What's In a Game?

Sunday, October 25, 2020

What Is It

Games have been an integral part of human society since the earliest civilizations. They are played around the world by people at every rank and station, at every stage of life, from childhood to old age. Why do we love games so much? Are they just a pleasant way of whiling away some empty hours or escaping the daily grind? Or do we play games to form social bonds and build important life skills? Are there some games we should never play? And what exactly makes something a “game” in the first place? Josh and Ray team up with Thi Nguyen from the University of Utah, author of Games: Agency as Art.

Comments (3)


Maurice's picture

Maurice

Thursday, October 1, 2020 -- 11:01 AM

I love games--I enjoy playing

I love games--I enjoy playing them and watching them. However, games have become a powerful metaphor in our society that has helped to erode the complexity of our moral thinking. The moral conditions of life are too nuanced to allow game metaphors to dominate our social and political thinking. Please see the article, "Business is Not A Game" https://link.springer.com/article/10.1007/s10551-008-9859-0 or the chapter, "Politics is Not A Game" https://works.bepress.com/maurice_hamington/43/

admin's picture

admin

Sunday, October 25, 2020 -- 10:55 AM

Thanks for the comment and

Thanks for the comment and links, Maurice! I think you'll find guest Thi Nguyen very sympathetic to your position.

Harold G. Neuman's picture

Harold G. Neuman

Sunday, March 7, 2021 -- 6:37 AM

Yes, games have been a human

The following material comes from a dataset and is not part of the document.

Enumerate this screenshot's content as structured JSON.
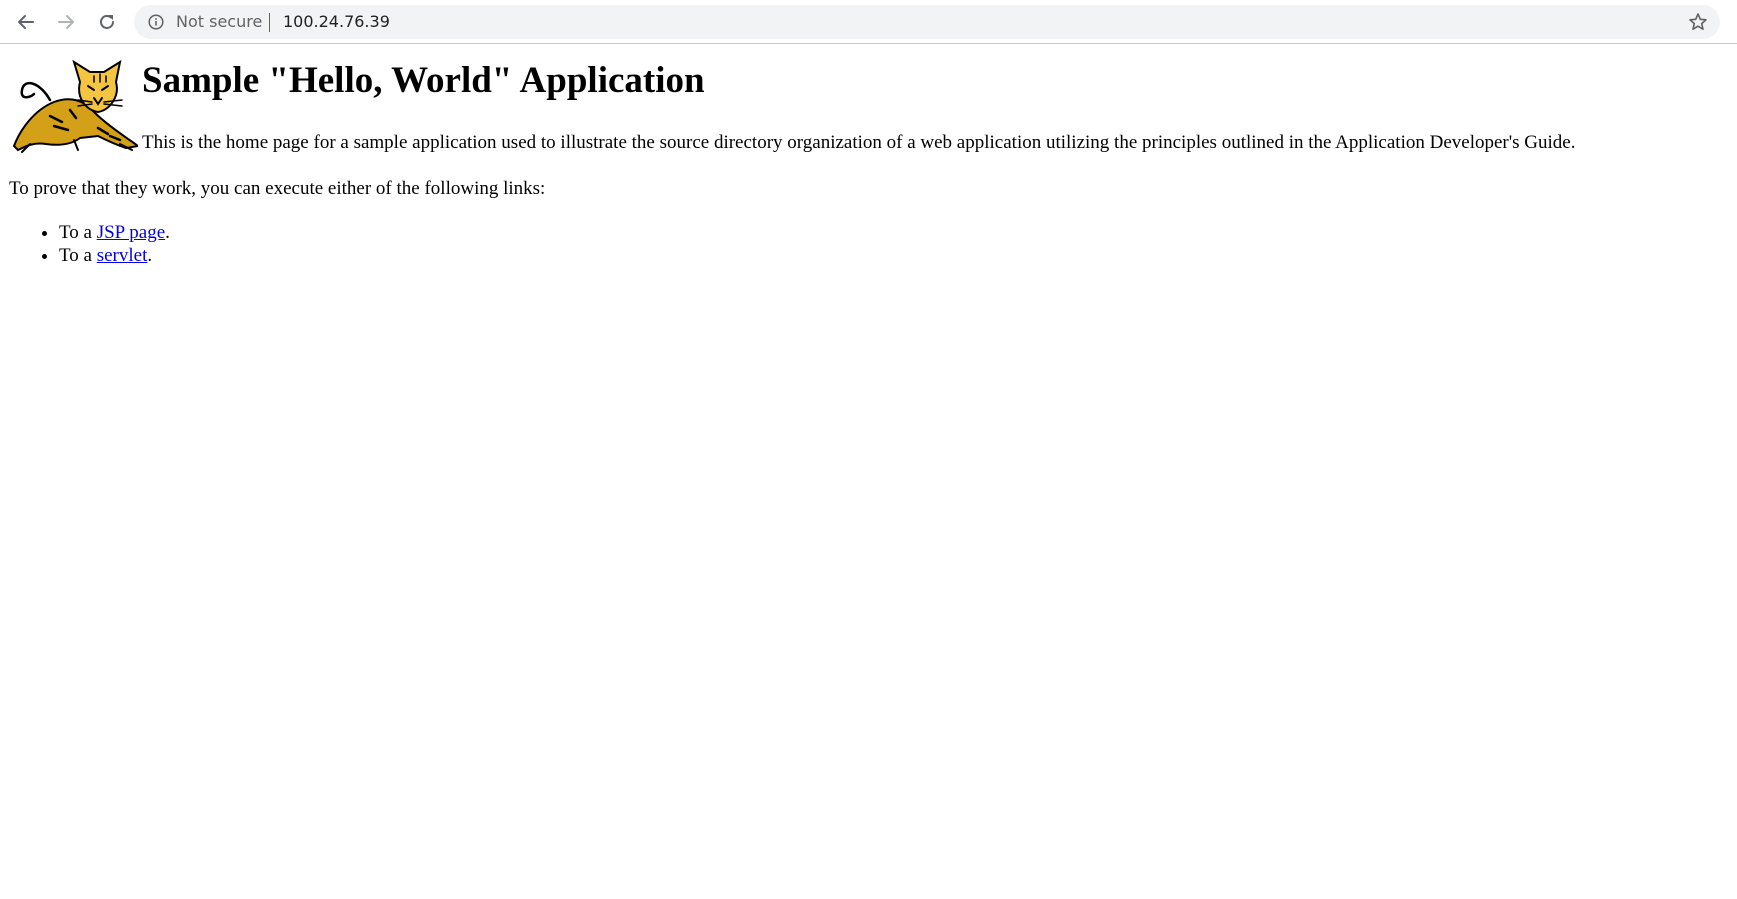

Yes, games have been a human passtime all over the world. They are universal. But as Maurice points out, games and game theory may be abused. By abusive people. And by abusive governments, corporations, even those entities whose aims are ecclesiastical in content. Neither is this all that recent. The best example of man's inhumanity to man came during the darker age of civilization. The Churchmen administered all sorts of torturers to those who defied their authority and chose free-thinking or some other blasphemous course. Reprogramming had early origins---and, it was not merely psychological. Anyone who free-thinks a bit may want to examine some accounts of these early efforts at corrective socialization. Titles coming to mind include: Strange Gods by Susan jacoby and, of course, The Better Angels of Our Nature, Pinker's tome on the notion of decreasing violence.

I used to play Bridge and Euchre. Over the years, I withdrew from participation. Some players got way too obsessive, bordering on violent: when it ceases to be a game, it is time to find other passtimes.
Now, I read and write philosophy. One is cautious, however. As one of PT's posts has noted, there are trolls and bullies out here. Even philosophy is fair game ( play-on-words, obviously intentional...).